(YOUR TASK):
Whatever appears in the records apart from pictures must be reproduced exactly.

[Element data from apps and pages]

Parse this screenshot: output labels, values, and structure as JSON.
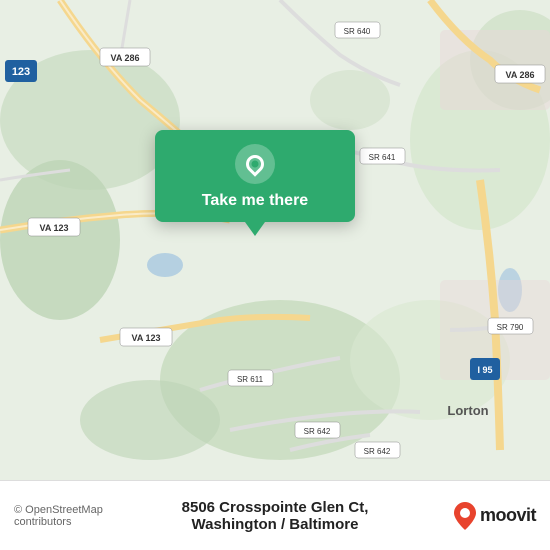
{
  "map": {
    "attribution": "© OpenStreetMap contributors",
    "background_color": "#e8f0e4"
  },
  "popup": {
    "button_label": "Take me there",
    "pin_icon": "location-pin"
  },
  "bottom_bar": {
    "address": "8506 Crosspointe Glen Ct, Washington / Baltimore",
    "copyright": "© OpenStreetMap contributors",
    "logo_text": "moovit"
  },
  "road_labels": [
    "VA 286",
    "VA 286",
    "VA 123",
    "VA 123",
    "SR 640",
    "SR 641",
    "SR 611",
    "SR 642",
    "SR 642",
    "SR 790",
    "I 95",
    "123",
    "Lorton"
  ]
}
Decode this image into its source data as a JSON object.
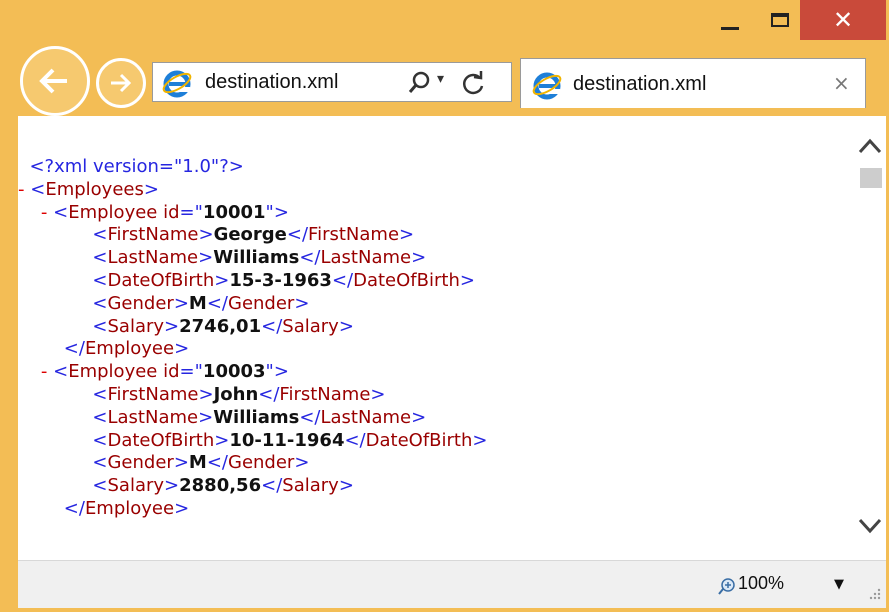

(ANSWER TO THIS TASK):
Parse this screenshot: output labels, values, and structure as JSON.
{
  "map": {
    "attribution": "© OpenStreetMap contributors",
    "background_color": "#e8f0e4"
  },
  "popup": {
    "button_label": "Take me there",
    "pin_icon": "location-pin"
  },
  "bottom_bar": {
    "address": "8506 Crosspointe Glen Ct, Washington / Baltimore",
    "copyright": "© OpenStreetMap contributors",
    "logo_text": "moovit"
  },
  "road_labels": [
    "VA 286",
    "VA 286",
    "VA 123",
    "VA 123",
    "SR 640",
    "SR 641",
    "SR 611",
    "SR 642",
    "SR 642",
    "SR 790",
    "I 95",
    "123",
    "Lorton"
  ]
}
Decode this image into its source data as a JSON object.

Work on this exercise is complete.